Actually read this book a while ago, but just now getting to the review.
Some very good ideas here, in particular the quick reference material: The Hatrix. If I have one takeaway, its the value of recognizing the differing needs of ‘onstage haters’ and ‘offstage haters.’
Since I’ve worked in WordPress support both privately and publicly, most of the examples were like familiar friends to me. But there’s a lot of value to quickly noting to yourself: is this hater looking for me to solve a problem? Or are they looking for an audience to validate their feelings?
Neither is really wrong. I definitely agree with Seth Godin that if you think it’s broken, it’s broken. But identifying the source of the interaction is important in helping to make that hater feel a sense of resolution.
This book validated a lot of ways we support customers at Automattic. It felt like we’re doing things right (except that, like a lot of companies, we’re still too slow to respond due to overwhelming demand.)

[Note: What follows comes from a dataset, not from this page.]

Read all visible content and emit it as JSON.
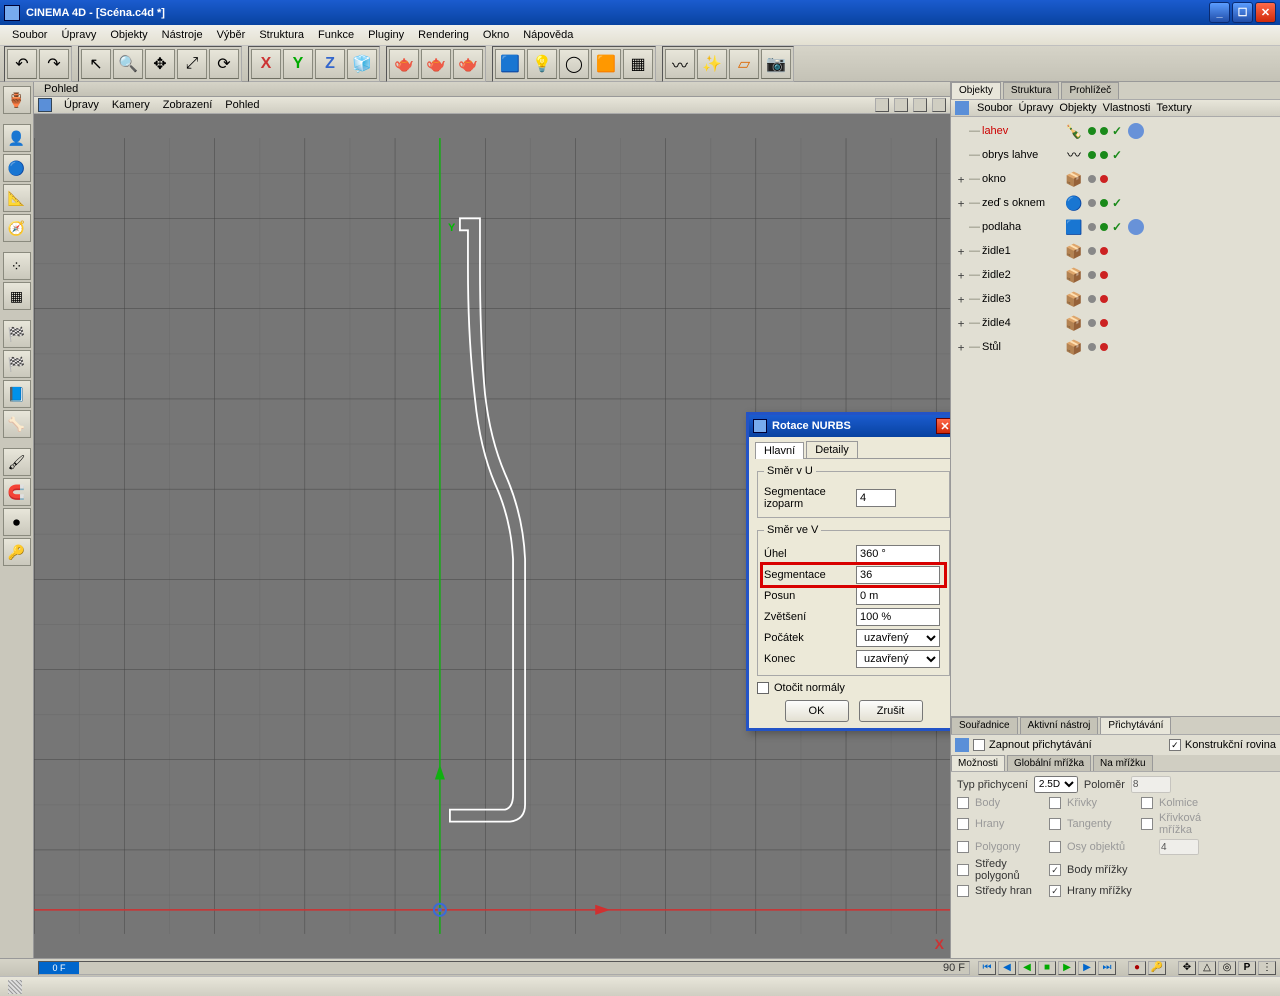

The writing is less solid. If I wasn’t interested in the topic I wouldn’t have finished this. But the ideas are good. So if nothing else, borrow it, skim it, then go back and re-read the pages that seem to impact your company the most.
Hug Your Haters by Jay Baer, part of my 2017 Reading